### GIVEN ENTRIES
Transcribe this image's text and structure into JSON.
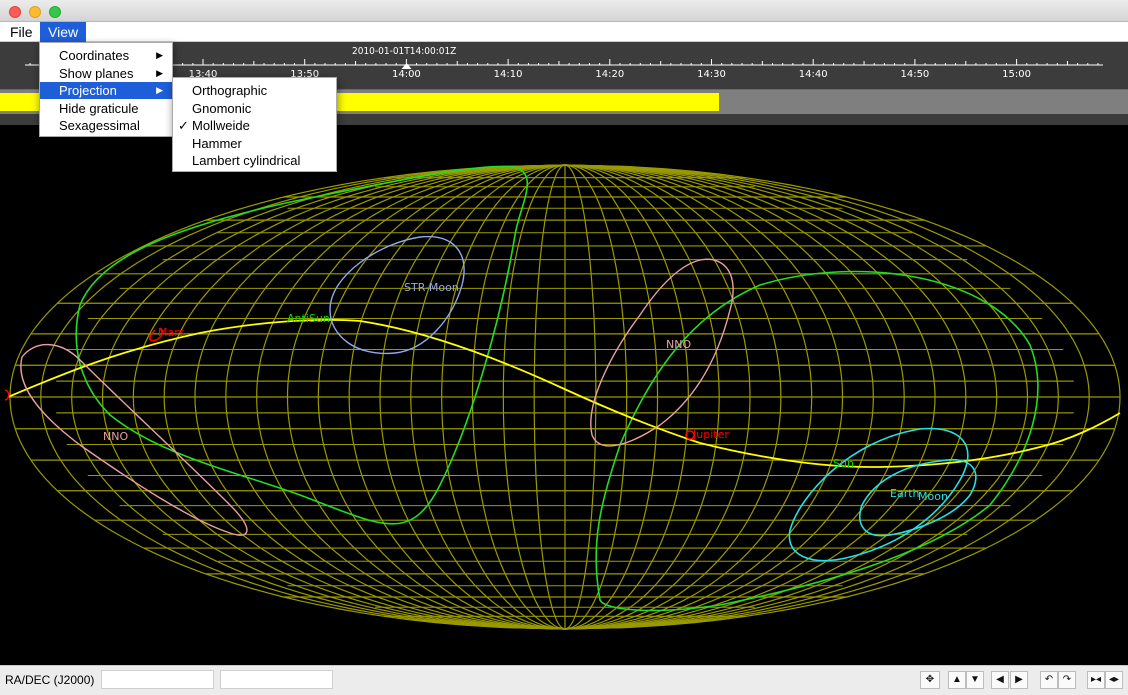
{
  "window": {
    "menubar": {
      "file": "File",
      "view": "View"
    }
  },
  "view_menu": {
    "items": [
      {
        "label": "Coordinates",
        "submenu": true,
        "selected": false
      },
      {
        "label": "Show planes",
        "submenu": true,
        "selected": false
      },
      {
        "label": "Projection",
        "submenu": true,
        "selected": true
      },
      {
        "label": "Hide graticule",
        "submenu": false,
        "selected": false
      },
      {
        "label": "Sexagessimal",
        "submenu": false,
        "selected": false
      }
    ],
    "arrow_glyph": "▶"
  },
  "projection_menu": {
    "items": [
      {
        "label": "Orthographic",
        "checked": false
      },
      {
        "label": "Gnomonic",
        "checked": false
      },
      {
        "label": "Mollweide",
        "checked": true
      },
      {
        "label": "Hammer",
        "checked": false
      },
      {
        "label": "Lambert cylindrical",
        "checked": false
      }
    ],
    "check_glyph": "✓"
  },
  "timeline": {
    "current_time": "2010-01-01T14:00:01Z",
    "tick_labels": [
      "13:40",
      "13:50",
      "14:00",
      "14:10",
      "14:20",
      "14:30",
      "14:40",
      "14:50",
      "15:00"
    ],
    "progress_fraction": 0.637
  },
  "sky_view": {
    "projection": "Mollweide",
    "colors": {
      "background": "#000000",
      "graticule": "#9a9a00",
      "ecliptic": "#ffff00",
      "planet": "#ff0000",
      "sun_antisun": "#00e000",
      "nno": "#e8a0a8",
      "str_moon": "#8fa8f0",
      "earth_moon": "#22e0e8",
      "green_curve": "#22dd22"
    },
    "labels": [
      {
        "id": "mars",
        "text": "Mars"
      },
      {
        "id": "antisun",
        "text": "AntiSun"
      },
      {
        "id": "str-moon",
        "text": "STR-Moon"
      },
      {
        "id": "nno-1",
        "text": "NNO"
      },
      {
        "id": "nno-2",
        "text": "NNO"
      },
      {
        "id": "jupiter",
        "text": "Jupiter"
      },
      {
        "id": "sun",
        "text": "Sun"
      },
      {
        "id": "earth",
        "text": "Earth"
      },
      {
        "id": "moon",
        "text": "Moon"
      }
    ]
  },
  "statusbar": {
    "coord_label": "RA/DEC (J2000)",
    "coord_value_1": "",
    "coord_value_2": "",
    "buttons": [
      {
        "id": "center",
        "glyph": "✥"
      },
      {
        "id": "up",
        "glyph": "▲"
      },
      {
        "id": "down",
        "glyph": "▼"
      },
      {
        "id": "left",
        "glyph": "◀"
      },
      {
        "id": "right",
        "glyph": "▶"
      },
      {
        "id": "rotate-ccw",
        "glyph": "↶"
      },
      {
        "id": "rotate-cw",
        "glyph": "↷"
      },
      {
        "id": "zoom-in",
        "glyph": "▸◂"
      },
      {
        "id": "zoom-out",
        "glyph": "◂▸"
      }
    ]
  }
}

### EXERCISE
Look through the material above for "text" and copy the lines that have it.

### WRITTEN ANSWER
Transcribe this image's text and structure into JSON.
        "text": "Mars"
        "text": "AntiSun"
        "text": "STR-Moon"
        "text": "NNO"
        "text": "NNO"
        "text": "Jupiter"
        "text": "Sun"
        "text": "Earth"
        "text": "Moon"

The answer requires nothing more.